Rule of Lawfare: Jury Instructions from NY Judge to Manhattan Jurors in Trump ‘Hush Money’ Case Contained Made-up and Selectively Chosen Language

A New York jury found former President Donald Trump guilty on all 34 criminal counts related to falsifying business records last week, prompting outcry that New York Judge Juan Merchan, who was handpicked to handle the case and who donated to Joe Biden, committed misconduct during the trial, including how he handled the jury instructions. A CNN senior legal analyst reported that the case was full of so many legal stretches that employees of Manhattan District Attorney Alvin Bragg’s office referred to it as the “zombie case.”

Daniel Street, an attorney in Louisiana who writes about lawfare, told The Tennessee Star the jury instructions were “terrible.”

“The judge literally MADE UP the ‘intent to defraud’ instruction,” he said. “That is not what the New York case law says. And the verdict form was trash too. No finding required for ANY of the underlying ‘crimes.’ None. Not one finding on the State law ‘unlawfully influencing the election’ . . .  and NOT ONE finding on any of the three underlying ‘crimes’ the influencing the election charge was predicated on. Just unreal.”

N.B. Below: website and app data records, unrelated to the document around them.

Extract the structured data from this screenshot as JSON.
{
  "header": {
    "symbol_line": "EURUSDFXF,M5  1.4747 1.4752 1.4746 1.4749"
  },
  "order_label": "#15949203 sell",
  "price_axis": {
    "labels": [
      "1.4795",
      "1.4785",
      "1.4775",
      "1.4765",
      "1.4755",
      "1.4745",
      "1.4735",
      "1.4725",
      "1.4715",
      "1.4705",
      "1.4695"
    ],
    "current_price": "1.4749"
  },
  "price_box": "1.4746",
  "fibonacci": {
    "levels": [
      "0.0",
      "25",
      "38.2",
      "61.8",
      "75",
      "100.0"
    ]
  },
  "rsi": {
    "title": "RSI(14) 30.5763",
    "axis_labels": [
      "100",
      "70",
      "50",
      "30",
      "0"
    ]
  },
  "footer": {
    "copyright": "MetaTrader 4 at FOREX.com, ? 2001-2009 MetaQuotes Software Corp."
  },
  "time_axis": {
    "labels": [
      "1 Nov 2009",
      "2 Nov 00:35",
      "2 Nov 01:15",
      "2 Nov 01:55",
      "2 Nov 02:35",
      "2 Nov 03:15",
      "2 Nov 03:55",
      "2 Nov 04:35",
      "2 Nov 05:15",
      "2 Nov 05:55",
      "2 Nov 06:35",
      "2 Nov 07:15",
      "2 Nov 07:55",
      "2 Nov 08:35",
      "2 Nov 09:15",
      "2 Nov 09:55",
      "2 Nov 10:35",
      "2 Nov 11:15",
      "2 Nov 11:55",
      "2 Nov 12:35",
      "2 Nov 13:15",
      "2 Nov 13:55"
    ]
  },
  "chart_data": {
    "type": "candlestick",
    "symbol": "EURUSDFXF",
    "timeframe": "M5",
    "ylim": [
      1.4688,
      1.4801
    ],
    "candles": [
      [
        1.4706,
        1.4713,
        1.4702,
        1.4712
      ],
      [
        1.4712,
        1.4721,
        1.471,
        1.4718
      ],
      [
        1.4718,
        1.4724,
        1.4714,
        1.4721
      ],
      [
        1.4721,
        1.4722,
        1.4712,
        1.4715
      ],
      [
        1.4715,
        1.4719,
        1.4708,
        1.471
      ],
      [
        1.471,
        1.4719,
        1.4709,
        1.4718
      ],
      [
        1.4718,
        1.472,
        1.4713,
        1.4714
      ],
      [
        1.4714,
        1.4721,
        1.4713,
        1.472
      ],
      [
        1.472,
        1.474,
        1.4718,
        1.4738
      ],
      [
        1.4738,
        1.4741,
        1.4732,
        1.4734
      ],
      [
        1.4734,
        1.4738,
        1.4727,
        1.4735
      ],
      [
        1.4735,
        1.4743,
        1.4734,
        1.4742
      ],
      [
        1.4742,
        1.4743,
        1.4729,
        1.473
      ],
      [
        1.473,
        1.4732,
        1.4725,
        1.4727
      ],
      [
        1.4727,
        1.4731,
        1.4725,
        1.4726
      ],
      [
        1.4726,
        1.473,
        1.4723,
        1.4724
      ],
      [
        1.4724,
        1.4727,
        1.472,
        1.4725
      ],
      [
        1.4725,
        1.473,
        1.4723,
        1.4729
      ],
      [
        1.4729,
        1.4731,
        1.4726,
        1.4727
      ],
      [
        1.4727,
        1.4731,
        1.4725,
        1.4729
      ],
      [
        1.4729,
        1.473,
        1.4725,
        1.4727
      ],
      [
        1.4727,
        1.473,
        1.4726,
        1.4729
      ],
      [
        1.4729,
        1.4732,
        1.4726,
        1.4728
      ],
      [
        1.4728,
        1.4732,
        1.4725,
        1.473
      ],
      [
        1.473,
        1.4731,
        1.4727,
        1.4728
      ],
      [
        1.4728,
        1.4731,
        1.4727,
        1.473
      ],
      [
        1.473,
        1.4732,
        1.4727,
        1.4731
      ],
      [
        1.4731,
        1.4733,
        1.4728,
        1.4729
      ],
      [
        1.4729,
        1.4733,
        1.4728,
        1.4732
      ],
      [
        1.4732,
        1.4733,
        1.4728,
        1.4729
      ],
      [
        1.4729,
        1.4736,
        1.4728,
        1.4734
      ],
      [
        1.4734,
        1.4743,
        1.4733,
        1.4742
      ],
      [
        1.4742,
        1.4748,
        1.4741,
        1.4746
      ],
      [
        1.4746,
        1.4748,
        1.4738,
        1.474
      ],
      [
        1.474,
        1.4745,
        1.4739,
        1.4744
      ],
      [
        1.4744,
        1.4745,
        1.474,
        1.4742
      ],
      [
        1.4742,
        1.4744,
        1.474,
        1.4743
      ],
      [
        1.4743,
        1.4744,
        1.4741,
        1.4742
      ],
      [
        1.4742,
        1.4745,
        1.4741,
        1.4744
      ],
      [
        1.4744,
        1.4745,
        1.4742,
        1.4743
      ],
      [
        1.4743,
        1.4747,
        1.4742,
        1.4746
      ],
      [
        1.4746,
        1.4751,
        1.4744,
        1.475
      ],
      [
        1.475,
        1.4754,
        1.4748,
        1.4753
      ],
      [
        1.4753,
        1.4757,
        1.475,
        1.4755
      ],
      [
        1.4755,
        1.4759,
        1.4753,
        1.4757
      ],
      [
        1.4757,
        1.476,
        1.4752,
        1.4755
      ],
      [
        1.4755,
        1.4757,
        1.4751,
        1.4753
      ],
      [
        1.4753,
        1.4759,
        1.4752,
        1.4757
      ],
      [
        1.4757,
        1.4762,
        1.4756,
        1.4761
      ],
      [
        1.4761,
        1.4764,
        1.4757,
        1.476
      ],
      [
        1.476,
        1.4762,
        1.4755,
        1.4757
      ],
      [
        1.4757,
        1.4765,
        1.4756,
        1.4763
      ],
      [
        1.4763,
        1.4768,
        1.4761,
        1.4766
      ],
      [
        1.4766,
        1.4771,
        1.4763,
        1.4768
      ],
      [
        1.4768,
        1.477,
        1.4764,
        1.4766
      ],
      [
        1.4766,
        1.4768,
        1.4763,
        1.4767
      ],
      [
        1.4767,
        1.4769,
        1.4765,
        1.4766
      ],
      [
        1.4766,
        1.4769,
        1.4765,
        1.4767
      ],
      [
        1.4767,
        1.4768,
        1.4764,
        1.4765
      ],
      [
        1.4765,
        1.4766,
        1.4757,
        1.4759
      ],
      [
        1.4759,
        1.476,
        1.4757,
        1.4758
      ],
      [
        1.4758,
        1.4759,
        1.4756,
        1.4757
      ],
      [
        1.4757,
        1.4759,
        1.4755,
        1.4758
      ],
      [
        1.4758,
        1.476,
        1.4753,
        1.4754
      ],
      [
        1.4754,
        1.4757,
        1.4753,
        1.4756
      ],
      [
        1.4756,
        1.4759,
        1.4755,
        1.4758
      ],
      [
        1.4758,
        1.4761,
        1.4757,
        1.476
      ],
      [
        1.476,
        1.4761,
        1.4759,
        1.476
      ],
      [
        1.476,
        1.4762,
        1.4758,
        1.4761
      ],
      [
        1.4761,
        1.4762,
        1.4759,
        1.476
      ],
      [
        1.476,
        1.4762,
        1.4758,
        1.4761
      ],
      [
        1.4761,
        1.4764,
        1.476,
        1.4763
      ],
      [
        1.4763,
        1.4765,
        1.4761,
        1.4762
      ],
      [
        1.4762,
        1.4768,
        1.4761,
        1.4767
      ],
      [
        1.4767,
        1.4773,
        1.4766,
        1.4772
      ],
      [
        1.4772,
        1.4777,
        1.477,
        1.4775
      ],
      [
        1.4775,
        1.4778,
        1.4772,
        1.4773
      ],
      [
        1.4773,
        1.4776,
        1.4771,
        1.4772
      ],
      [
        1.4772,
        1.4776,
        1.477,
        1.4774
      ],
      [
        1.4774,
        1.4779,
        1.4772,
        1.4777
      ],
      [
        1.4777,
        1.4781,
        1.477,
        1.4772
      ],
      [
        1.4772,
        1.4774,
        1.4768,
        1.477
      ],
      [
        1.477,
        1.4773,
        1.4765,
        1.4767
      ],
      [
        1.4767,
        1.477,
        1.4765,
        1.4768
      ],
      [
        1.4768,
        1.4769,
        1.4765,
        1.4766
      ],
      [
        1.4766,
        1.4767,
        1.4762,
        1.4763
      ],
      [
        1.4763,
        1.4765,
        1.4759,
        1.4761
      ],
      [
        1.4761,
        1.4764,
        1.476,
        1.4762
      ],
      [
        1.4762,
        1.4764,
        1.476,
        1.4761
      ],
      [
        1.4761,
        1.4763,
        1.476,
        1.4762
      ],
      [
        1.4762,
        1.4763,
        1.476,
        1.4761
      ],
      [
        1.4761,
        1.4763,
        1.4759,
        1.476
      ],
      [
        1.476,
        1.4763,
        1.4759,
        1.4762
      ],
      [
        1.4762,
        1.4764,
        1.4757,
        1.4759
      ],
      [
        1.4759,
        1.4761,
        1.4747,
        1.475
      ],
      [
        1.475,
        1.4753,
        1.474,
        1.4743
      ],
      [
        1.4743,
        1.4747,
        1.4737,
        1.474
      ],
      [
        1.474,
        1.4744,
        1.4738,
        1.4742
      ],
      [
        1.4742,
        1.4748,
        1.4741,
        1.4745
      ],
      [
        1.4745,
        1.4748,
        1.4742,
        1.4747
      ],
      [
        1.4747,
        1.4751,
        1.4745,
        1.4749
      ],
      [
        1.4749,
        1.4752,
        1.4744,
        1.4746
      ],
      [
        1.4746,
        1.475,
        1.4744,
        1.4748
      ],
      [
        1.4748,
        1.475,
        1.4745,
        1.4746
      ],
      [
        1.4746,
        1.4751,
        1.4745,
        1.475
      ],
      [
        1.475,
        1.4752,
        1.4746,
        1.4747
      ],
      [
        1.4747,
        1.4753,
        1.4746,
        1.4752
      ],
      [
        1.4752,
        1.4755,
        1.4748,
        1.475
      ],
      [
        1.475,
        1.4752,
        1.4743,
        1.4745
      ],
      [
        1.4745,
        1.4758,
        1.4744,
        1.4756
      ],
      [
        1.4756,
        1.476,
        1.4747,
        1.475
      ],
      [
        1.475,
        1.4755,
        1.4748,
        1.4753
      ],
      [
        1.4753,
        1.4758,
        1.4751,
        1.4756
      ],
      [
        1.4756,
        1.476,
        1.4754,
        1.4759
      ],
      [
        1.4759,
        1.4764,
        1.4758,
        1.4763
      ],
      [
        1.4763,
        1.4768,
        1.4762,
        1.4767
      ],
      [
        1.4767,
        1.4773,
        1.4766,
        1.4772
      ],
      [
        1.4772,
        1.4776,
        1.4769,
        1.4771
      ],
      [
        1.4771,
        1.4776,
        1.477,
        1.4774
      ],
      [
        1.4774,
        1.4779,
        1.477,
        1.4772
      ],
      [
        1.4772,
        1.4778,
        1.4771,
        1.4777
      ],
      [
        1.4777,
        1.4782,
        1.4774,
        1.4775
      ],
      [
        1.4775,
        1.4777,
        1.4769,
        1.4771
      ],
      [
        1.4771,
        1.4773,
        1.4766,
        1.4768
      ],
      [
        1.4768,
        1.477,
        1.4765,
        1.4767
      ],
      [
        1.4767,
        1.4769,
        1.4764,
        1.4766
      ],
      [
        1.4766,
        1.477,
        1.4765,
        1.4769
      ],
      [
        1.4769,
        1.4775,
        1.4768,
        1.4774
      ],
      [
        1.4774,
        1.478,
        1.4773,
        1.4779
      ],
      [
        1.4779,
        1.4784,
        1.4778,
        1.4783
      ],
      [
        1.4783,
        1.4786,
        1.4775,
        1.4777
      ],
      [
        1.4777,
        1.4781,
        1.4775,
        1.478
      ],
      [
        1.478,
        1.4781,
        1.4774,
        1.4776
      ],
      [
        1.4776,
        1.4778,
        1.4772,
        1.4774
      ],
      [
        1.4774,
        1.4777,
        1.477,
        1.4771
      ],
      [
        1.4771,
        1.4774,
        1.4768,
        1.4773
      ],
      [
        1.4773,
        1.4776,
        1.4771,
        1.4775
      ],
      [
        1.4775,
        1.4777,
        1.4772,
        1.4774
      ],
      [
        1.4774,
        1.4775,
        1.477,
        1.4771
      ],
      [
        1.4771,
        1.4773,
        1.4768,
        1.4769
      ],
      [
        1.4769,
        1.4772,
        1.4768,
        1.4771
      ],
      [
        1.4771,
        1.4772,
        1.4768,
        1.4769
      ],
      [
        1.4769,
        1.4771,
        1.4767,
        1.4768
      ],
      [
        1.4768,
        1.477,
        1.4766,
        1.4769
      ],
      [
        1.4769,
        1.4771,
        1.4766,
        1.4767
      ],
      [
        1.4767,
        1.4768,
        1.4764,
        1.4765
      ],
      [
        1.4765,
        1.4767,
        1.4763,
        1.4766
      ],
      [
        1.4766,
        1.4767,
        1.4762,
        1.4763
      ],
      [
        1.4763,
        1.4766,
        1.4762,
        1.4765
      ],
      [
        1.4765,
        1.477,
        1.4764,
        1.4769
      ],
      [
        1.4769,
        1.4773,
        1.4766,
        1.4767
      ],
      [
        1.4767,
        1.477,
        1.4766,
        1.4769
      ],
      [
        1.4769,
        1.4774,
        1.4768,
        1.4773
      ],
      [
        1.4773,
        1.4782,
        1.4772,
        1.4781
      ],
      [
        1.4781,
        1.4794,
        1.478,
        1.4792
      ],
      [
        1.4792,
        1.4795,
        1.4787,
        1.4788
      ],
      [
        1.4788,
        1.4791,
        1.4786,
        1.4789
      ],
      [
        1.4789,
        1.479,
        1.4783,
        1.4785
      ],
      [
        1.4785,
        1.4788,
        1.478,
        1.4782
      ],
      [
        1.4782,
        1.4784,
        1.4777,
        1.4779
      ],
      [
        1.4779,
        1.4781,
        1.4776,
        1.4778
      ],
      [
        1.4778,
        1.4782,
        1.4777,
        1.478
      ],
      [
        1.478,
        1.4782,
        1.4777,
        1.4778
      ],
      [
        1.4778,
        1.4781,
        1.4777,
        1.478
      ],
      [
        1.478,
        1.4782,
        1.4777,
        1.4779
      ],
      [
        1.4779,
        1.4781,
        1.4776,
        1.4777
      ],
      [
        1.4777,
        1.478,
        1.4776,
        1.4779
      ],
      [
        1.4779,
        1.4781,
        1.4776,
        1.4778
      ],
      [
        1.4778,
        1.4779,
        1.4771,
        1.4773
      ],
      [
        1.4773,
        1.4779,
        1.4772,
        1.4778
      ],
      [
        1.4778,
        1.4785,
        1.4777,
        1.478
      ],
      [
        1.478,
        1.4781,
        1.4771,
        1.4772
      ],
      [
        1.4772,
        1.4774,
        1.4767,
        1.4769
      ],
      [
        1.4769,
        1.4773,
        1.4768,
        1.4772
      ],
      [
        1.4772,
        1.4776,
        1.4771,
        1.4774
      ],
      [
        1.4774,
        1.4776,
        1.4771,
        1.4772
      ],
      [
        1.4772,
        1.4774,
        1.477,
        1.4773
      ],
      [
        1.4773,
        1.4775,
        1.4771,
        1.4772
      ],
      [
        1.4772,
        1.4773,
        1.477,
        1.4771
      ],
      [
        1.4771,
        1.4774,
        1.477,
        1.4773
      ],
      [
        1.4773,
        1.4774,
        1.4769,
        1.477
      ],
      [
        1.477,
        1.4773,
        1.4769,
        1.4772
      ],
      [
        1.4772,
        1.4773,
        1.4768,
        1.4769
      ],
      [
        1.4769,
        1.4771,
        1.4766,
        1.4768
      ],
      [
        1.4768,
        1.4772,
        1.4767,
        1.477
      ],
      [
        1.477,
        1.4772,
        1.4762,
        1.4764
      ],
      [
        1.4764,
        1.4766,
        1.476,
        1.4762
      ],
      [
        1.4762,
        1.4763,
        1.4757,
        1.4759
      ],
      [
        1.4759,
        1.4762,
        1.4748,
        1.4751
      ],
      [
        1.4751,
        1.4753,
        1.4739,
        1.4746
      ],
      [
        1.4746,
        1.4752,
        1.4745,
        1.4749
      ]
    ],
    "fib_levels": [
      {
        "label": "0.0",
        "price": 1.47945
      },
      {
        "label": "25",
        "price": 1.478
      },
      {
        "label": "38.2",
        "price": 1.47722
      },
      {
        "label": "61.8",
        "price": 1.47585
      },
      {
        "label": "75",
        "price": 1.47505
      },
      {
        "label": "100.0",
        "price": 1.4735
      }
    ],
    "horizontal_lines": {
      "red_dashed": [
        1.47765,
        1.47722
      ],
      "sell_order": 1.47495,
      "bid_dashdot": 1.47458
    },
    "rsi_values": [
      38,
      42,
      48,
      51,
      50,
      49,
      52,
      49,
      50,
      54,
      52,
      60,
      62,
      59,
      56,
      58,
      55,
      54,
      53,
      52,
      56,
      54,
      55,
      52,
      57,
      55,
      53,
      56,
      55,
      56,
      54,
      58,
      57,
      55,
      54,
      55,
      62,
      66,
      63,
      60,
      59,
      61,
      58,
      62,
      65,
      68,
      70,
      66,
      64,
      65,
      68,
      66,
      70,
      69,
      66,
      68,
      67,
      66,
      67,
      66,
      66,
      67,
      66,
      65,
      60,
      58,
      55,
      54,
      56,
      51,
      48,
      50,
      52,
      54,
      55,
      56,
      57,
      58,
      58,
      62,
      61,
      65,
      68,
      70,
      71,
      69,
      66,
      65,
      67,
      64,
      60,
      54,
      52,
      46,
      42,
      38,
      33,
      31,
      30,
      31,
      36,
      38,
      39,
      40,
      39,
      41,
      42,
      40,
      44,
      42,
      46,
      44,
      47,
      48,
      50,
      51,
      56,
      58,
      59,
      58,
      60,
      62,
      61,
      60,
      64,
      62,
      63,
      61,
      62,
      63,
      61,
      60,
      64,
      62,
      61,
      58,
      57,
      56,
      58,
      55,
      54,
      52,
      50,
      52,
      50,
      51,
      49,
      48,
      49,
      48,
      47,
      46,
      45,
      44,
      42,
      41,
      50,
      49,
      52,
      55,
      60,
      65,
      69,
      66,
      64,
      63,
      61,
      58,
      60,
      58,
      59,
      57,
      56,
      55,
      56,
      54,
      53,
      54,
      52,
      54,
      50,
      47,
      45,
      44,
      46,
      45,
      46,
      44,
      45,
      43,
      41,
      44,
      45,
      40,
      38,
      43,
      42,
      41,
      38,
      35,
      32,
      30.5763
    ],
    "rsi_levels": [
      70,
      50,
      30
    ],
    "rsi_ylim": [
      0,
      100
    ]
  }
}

Judges normally choose sections from standardized jury instructions, taking into account input from the attorneys on opposing sides. They can pick and choose which parts of the templates they use, and add specialized instructions of their own. Merchan used many sections from New York’s template for jury instructions that appeared to favor the prosecution, and added new sections of his own.

Read the rest of the article at The Tennessee Star